As Schlossberg puts it, ‘people are asking themselves: Given how much it will cost to have this job…will it pay enough to survive? Will I be able to do anything with my life beyond just grinding to pay bills? Is there upward mobility? For employers with recruiting and retention problems, the answers are probably No a lot of the time.’

The question is, is your organisation ready for this type of assessment by prospective talent? And if not, what is the solution?

Companies must address their brand to reflect the concerns – and the desirability – of skilled workers. It is especially imperative for tech and digital – an article by Forbes claims that the industries most affected by a shortage of skilled talent are ‘knowledge-intensive’ – which includes tech as well as financial services, media and comms, manufacturing and more.

A more bespoke approach to recruitment is needed by any serious organisation that aims to retain their current employees and provide an attractive proposition to skilled new candidates.
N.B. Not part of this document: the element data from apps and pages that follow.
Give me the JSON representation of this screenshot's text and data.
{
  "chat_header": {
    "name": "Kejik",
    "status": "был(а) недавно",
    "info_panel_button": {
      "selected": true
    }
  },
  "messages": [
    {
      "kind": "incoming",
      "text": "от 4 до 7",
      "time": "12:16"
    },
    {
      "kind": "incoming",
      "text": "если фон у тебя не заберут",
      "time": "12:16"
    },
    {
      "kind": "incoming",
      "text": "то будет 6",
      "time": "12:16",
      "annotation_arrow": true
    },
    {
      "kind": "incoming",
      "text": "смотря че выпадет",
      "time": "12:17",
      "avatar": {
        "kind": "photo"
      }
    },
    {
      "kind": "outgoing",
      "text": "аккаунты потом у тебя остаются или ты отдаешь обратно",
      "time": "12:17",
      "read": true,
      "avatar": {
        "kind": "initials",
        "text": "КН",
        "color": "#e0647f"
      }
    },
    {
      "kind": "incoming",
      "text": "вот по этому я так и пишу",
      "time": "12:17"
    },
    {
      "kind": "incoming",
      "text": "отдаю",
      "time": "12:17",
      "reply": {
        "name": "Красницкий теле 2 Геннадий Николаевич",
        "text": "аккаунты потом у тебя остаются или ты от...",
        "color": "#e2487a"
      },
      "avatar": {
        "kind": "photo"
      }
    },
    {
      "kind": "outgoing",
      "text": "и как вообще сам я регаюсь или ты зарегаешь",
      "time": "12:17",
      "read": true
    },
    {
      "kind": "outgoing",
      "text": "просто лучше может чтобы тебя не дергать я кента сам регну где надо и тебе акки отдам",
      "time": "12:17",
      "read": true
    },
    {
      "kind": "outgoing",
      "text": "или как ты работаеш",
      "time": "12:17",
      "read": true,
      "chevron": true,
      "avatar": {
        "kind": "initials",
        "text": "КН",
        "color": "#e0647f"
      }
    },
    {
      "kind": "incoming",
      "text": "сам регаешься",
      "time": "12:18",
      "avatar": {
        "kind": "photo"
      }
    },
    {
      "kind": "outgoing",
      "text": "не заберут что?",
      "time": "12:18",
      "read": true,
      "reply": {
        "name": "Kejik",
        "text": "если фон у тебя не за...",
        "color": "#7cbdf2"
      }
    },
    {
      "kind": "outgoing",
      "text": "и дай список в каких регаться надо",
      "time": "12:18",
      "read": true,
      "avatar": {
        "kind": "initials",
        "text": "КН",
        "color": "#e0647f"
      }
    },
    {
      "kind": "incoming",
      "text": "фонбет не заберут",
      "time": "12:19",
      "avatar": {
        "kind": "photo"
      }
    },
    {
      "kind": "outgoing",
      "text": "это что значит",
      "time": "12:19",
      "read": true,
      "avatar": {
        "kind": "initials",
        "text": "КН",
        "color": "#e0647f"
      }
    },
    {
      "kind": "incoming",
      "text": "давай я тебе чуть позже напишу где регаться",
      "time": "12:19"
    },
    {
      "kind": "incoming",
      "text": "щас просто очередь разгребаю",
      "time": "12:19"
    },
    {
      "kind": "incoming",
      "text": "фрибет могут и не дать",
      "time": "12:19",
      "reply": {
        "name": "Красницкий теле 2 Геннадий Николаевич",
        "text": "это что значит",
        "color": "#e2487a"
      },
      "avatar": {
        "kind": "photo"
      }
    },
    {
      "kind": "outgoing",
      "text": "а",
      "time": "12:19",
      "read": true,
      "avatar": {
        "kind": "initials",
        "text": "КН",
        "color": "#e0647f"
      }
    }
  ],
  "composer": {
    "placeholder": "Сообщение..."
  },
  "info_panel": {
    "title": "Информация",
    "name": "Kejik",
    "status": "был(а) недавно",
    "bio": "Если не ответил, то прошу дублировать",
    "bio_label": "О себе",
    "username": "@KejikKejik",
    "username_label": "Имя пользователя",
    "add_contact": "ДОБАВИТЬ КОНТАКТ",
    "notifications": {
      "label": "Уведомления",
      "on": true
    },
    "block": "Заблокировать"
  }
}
A talent shortage is a vicious cycle. It often leads to a growth in contingency recruitment to fill the gaps, but that cannot be a sustainable, long-term solution.

Companies that retain the services of recruitment agencies – especially those that are tailored for specific talent searches – are setting the strongest foundations for acquiring committed, long-term candidates. A recruitment agency that is hired on an exclusive basis will develop a deeper understanding of what the prospective candidate wants and how that aligns with the needs of the employer. It will allow your company to build a talent pipeline even outside of an active hiring process. Building a friendship with reputable recruitment agencies, known for a methodical and bespoke approach to hiring, can add gloss to the brand.

Continental Search Alliance recruits for mid-level to C-suite executive positions from scalable startups to the world’s largest tech firms, combining tech and digital expertise with extensive reach across EMEA and APAC.